This allows decision makers to at least be cognizant of the counter evidence.
A report with no negatives, sounds like a scam at the outset.

Duster

rabbit says:
July 10, 2014 at 12:17 pm
I do not understand how the editors could allow this to happen.
In a narrow field like this, everyone knows everyone else, at least by reputation. And if you don’t know a reviewer, you would check their publication record to gauge their expertise. The only thing I can imagine here is that an editor was in on the scam.

The field could even narrower, but it is highly possible the editor is not a member. In that case, he depends upon the review “process” such as it is. In fact it was an editor that caught the “ring.” The real problem is the “blind” or anonymous review process. The advantage of this, except to sociopaths, is hidden from me. I have reviewed articles, but never anonymously, and have had some lively exchanges with authors who were quite upset with my comments. Most of the time things were worked out. There are still a few folks who simply think I have it in form them rather than their logic.
The anonymous review process is the problem. It is a system that encourages abuse, including collusion, exclusion and outright theft and plagiarism. There are schools where essentially stealing you grad students’ ideas is simply considered one of the perks. Minimally a professor may “aid” a newcomer to get published by placing his or her name as lead author. It may take a while before the student realizes the professor is padding his or her citation index by adding their name to your work, and that the professor is also being credited for the work.
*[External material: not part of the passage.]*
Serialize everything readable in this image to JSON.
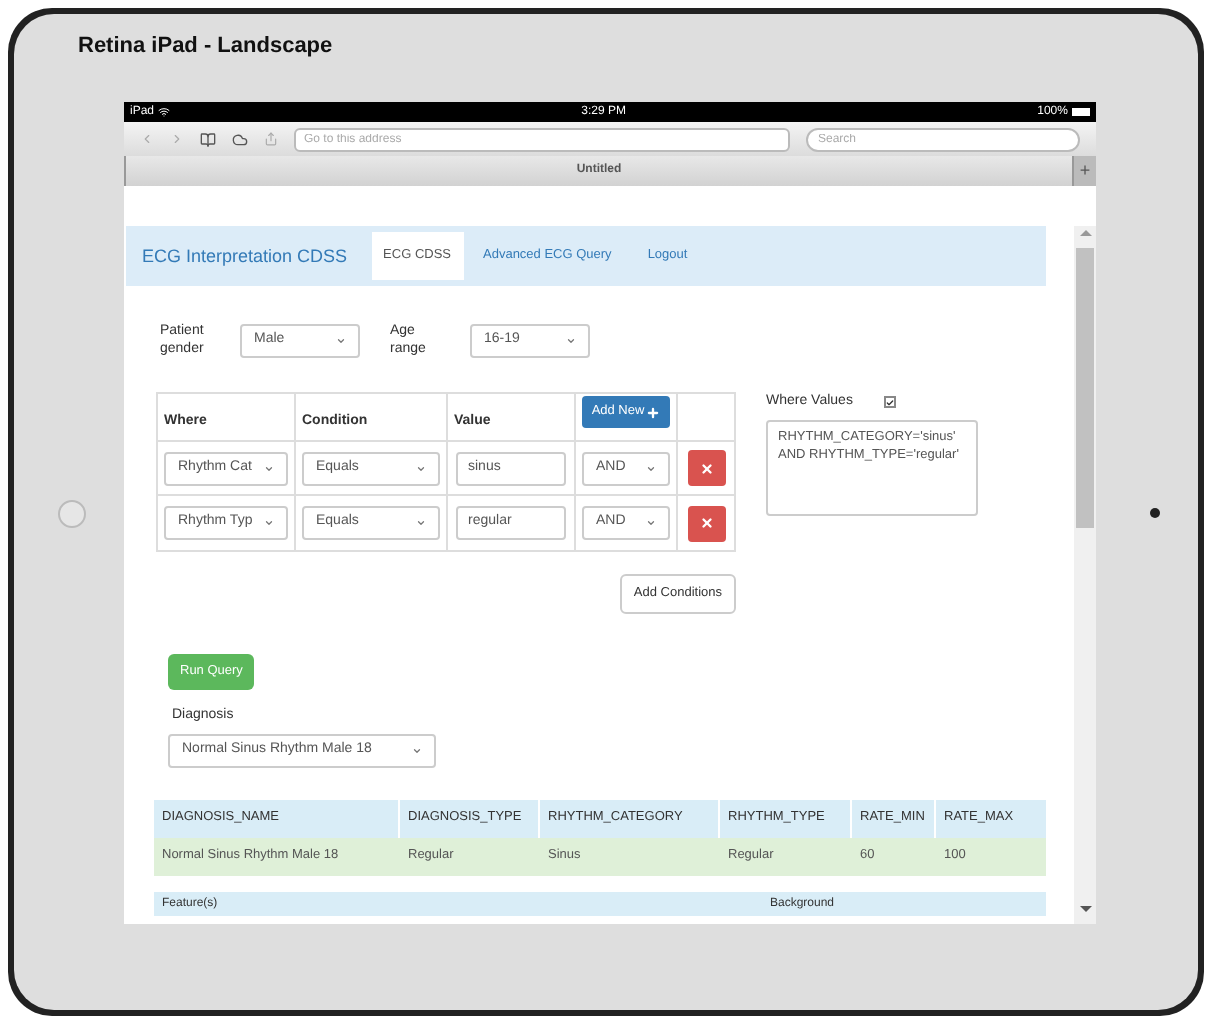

This group can borrow from climate science and accuse the accusers of engaging in conspiracy theory mongering. 😉

rabbit

Duster:
I too have peer reviewed papers anonymously, but anonymous only to the authors. The editors knew full well who I was as they’re the ones who asked me to do the review. I don’t see any problem with it.

Sweet Old Bob

Another way to “grab the ring…” (my precious ,my precious….)

Andy

Mushroom George on July 10, 2014 at 12:09 pm
“But it was peer reviewed” will be the new “I was only following orders”.
Copied because this is one of the most profound posts I’ve seen on here. And there is stiff competition! Well done Anthony on the site and keep fighting the good fight.